* Aim of the exercise *
Please restate the listing below in full, word for word.
___ Records for this exercise ___
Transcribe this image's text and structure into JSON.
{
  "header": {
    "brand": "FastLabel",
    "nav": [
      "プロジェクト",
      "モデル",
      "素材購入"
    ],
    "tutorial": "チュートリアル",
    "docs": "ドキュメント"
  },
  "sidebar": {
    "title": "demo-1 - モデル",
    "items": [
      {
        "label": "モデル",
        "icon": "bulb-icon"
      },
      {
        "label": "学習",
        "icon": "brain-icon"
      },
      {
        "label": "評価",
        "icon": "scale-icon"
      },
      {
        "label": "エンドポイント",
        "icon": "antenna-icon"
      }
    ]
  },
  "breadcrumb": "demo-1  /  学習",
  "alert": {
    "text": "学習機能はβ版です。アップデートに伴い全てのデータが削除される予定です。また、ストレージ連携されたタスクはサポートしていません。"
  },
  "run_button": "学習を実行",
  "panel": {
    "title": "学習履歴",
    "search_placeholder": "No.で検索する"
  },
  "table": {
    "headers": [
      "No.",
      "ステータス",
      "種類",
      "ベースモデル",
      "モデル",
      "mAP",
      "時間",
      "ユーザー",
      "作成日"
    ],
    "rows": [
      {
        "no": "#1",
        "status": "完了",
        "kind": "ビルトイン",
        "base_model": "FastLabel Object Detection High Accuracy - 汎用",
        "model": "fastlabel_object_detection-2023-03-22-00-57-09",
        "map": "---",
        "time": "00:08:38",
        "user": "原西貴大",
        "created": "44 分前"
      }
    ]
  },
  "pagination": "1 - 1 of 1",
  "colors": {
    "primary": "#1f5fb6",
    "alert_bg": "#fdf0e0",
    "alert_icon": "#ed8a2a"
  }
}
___
* Answer section *
Transcribe this image's text and structure into JSON.
{
  "header": {
    "brand": "FastLabel",
    "nav": [
      "プロジェクト",
      "モデル",
      "素材購入"
    ],
    "tutorial": "チュートリアル",
    "docs": "ドキュメント"
  },
  "sidebar": {
    "title": "demo-1 - モデル",
    "items": [
      {
        "label": "モデル",
        "icon": "bulb-icon"
      },
      {
        "label": "学習",
        "icon": "brain-icon"
      },
      {
        "label": "評価",
        "icon": "scale-icon"
      },
      {
        "label": "エンドポイント",
        "icon": "antenna-icon"
      }
    ]
  },
  "breadcrumb": "demo-1  /  学習",
  "alert": {
    "text": "学習機能はβ版です。アップデートに伴い全てのデータが削除される予定です。また、ストレージ連携されたタスクはサポートしていません。"
  },
  "run_button": "学習を実行",
  "panel": {
    "title": "学習履歴",
    "search_placeholder": "No.で検索する"
  },
  "table": {
    "headers": [
      "No.",
      "ステータス",
      "種類",
      "ベースモデル",
      "モデル",
      "mAP",
      "時間",
      "ユーザー",
      "作成日"
    ],
    "rows": [
      {
        "no": "#1",
        "status": "完了",
        "kind": "ビルトイン",
        "base_model": "FastLabel Object Detection High Accuracy - 汎用",
        "model": "fastlabel_object_detection-2023-03-22-00-57-09",
        "map": "---",
        "time": "00:08:38",
        "user": "原西貴大",
        "created": "44 分前"
      }
    ]
  },
  "pagination": "1 - 1 of 1",
  "colors": {
    "primary": "#1f5fb6",
    "alert_bg": "#fdf0e0",
    "alert_icon": "#ed8a2a"
  }
}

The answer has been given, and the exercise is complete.